(Element data from apps and pages)
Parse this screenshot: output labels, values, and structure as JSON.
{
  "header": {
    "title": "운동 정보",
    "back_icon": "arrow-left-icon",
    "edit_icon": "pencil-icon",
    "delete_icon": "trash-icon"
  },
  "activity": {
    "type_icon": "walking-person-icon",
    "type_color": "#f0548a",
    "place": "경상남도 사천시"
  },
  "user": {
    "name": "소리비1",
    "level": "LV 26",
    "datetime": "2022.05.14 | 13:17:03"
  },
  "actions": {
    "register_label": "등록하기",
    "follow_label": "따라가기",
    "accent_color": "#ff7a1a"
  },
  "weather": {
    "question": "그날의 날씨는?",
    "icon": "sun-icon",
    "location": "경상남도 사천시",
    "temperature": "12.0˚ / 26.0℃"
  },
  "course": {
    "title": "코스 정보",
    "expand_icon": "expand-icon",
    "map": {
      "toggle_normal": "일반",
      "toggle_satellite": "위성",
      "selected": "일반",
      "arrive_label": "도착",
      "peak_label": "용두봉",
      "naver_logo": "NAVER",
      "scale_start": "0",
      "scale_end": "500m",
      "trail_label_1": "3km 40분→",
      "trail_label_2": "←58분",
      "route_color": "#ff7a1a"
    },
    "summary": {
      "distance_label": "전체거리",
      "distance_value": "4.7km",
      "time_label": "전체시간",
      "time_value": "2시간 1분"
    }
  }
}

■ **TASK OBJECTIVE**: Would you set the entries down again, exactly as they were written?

■ **OUTPUT FOR THIS EXERCISE**:
Parse this screenshot: output labels, values, and structure as JSON.
{
  "header": {
    "title": "운동 정보",
    "back_icon": "arrow-left-icon",
    "edit_icon": "pencil-icon",
    "delete_icon": "trash-icon"
  },
  "activity": {
    "type_icon": "walking-person-icon",
    "type_color": "#f0548a",
    "place": "경상남도 사천시"
  },
  "user": {
    "name": "소리비1",
    "level": "LV 26",
    "datetime": "2022.05.14 | 13:17:03"
  },
  "actions": {
    "register_label": "등록하기",
    "follow_label": "따라가기",
    "accent_color": "#ff7a1a"
  },
  "weather": {
    "question": "그날의 날씨는?",
    "icon": "sun-icon",
    "location": "경상남도 사천시",
    "temperature": "12.0˚ / 26.0℃"
  },
  "course": {
    "title": "코스 정보",
    "expand_icon": "expand-icon",
    "map": {
      "toggle_normal": "일반",
      "toggle_satellite": "위성",
      "selected": "일반",
      "arrive_label": "도착",
      "peak_label": "용두봉",
      "naver_logo": "NAVER",
      "scale_start": "0",
      "scale_end": "500m",
      "trail_label_1": "3km 40분→",
      "trail_label_2": "←58분",
      "route_color": "#ff7a1a"
    },
    "summary": {
      "distance_label": "전체거리",
      "distance_value": "4.7km",
      "time_label": "전체시간",
      "time_value": "2시간 1분"
    }
  }
}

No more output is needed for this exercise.